It sure wasn't pretty . . .
Not when the double-play grounder glanced off the mound and eluded Cano in the first . . .
Not when Mitre messed up a sure double-play grounder, which (ahem) echoed another easy double play ball oh, some eight years ago . . .
When Cano, after clearing the bases with a three-run triple, overslid third base by so much he finally ground to a halt, flat on his back, in the coach's box . . .
Hughes offered up some uncommon thrills and chills in the eighth, before Rivera trotted out to restore order . . .
And we ended the day told that Anaheim had leap-frogged the Dodgers and joined Philly as the front-runners in the Roy Halladay sweepstakes . . .
. . . because oh, boy, if A) Anaheim lands Halladay and B) these Yanks don't win their division, New York can look forward to two games (one and five in the ALDS) against the Yankee-Killer of this generation pitching for the Yankee Killers of this decade--all for the privilege, probably, of playing the Yankee Killers of this season, potentially four times at Fenway.

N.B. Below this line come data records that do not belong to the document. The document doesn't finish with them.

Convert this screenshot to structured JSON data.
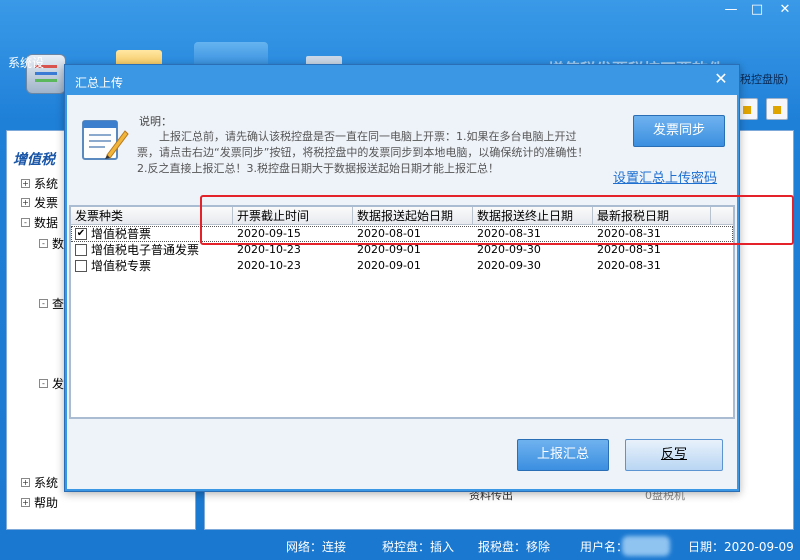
{
  "app": {
    "window_controls": [
      "—",
      "□",
      "✕"
    ],
    "toolbar": {
      "settings_label": "系统设"
    },
    "title": "增值税发票税控开票软件",
    "subtitle": "税控盘版)",
    "left_panel": {
      "heading": "增值税",
      "tree": [
        {
          "toggle": "+",
          "label": "系统"
        },
        {
          "toggle": "+",
          "label": "发票"
        },
        {
          "toggle": "-",
          "label": "数据"
        },
        {
          "toggle": "-",
          "label": "数"
        },
        {
          "toggle": "-",
          "label": "查"
        },
        {
          "toggle": "-",
          "label": "发"
        },
        {
          "toggle": "+",
          "label": "系统"
        },
        {
          "toggle": "+",
          "label": "帮助"
        }
      ]
    },
    "center_behind": {
      "text_1": "资料传出",
      "text_2": "0盘税机"
    },
    "status_bar": {
      "network": "网络：连接",
      "tax_disk": "税控盘：插入",
      "tax_report_disk": "报税盘：移除",
      "user": "用户名：",
      "date": "日期：2020-09-09"
    }
  },
  "dialog": {
    "title": "汇总上传",
    "close_glyph": "✕",
    "info_label": "说明：",
    "info_text": "上报汇总前，请先确认该税控盘是否一直在同一电脑上开票：1.如果在多台电脑上开过票，请点击右边“发票同步”按钮，将税控盘中的发票同步到本地电脑，以确保统计的准确性！2.反之直接上报汇总！3.税控盘日期大于数据报送起始日期才能上报汇总！",
    "sync_button": "发票同步",
    "set_password_link": "设置汇总上传密码",
    "table": {
      "columns": [
        "发票种类",
        "开票截止时间",
        "数据报送起始日期",
        "数据报送终止日期",
        "最新报税日期"
      ],
      "rows": [
        {
          "checked": "✔",
          "type": "增值税普票",
          "deadline": "2020-09-15",
          "start": "2020-08-01",
          "end": "2020-08-31",
          "latest": "2020-08-31"
        },
        {
          "checked": "",
          "type": "增值税电子普通发票",
          "deadline": "2020-10-23",
          "start": "2020-09-01",
          "end": "2020-09-30",
          "latest": "2020-08-31"
        },
        {
          "checked": "",
          "type": "增值税专票",
          "deadline": "2020-10-23",
          "start": "2020-09-01",
          "end": "2020-09-30",
          "latest": "2020-08-31"
        }
      ]
    },
    "report_button": "上报汇总",
    "rewrite_button": "反写"
  },
  "colors": {
    "accent": "#3b96e3",
    "highlight": "#e3222a",
    "link": "#1e6fd0"
  }
}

That is, if both the Rays and Sox don't both race past them . . .
In the ten really good games past the All-Star game, the Yankees did precisely what they needed, maybe one win more than necessary, against such dreadful competition. 8-2 we would have taken, 7-3 would have been barely tolerable. 9-1 helps, but here come the Rays.